[[ DATASET CONTENT, beginning ]]
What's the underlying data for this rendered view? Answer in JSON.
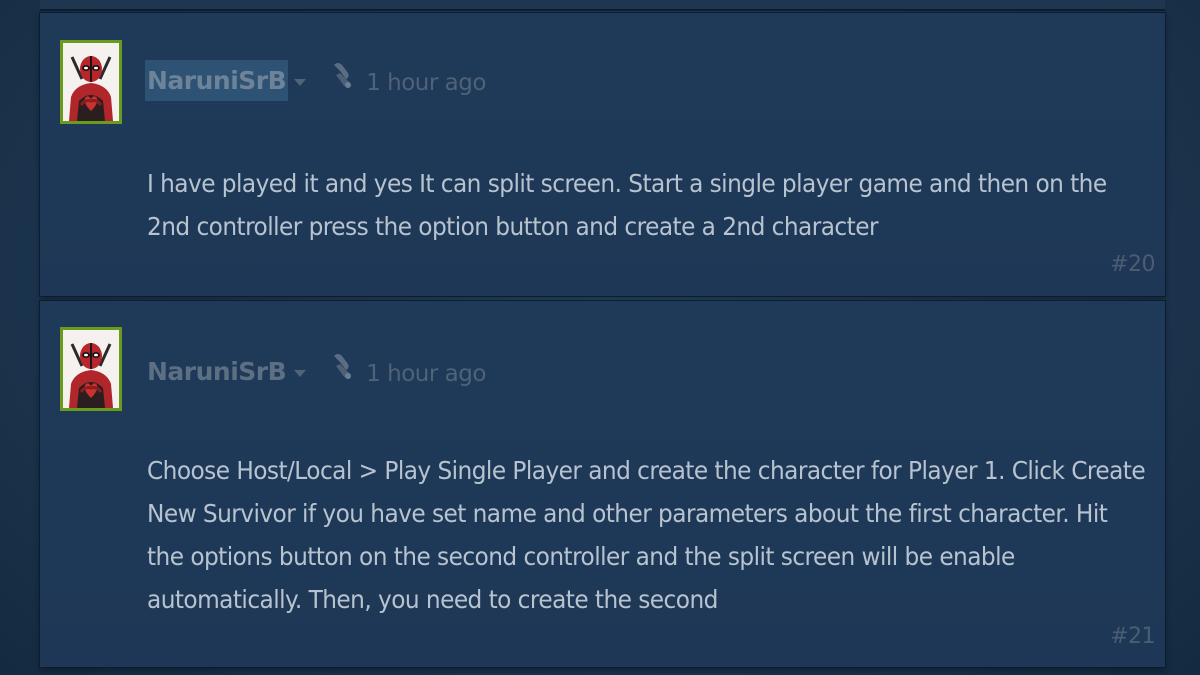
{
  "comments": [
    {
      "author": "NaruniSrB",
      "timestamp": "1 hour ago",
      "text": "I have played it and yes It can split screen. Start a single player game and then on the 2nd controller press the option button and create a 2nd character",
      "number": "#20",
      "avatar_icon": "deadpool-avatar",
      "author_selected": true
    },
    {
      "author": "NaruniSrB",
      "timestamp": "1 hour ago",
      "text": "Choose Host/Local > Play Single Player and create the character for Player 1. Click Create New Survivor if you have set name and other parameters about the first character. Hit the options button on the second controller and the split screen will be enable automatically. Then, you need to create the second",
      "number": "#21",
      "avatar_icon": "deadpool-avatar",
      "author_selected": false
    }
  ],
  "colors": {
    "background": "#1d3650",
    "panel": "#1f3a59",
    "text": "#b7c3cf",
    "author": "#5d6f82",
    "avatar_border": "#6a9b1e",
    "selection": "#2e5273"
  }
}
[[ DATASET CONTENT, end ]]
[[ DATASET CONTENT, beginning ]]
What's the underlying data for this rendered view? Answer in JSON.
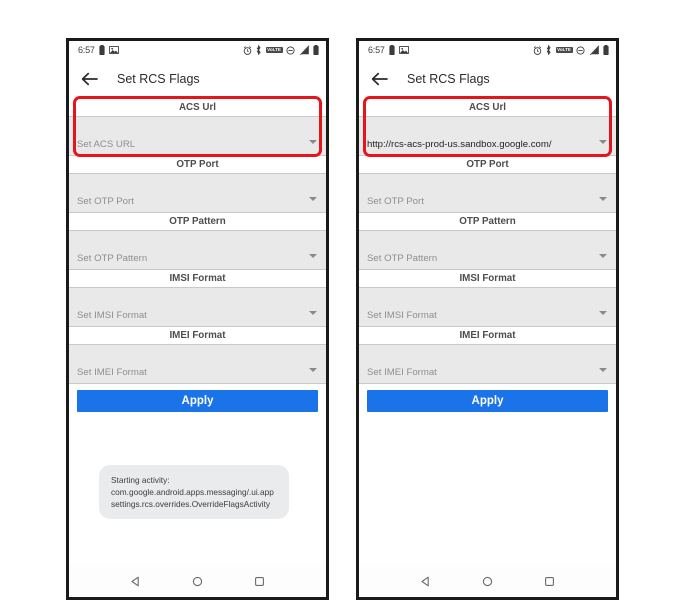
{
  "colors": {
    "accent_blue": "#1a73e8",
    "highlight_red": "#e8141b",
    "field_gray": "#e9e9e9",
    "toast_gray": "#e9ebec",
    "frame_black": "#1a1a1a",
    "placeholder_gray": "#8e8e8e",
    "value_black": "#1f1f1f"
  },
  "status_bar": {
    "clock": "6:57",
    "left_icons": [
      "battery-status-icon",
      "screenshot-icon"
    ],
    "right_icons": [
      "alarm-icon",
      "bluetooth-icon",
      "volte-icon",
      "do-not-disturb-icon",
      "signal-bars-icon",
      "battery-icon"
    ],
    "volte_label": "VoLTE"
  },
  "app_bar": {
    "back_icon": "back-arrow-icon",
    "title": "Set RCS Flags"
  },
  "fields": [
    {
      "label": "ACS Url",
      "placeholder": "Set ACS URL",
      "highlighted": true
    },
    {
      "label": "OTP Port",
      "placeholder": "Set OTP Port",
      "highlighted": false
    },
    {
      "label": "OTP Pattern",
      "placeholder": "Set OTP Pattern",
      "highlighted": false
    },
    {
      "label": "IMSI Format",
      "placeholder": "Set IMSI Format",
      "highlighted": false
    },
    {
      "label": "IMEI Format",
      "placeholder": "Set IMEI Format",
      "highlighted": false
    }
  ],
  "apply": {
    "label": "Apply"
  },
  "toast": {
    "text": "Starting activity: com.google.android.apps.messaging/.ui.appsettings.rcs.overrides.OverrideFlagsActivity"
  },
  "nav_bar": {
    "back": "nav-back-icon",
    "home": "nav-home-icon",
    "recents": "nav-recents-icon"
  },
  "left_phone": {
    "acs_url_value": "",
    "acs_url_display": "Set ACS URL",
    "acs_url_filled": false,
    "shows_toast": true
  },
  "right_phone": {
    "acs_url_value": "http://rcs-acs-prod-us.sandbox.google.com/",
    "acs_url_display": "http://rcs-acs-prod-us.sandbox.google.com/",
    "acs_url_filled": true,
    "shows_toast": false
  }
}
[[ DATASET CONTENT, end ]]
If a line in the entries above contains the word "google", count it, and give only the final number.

RESPONSE> 3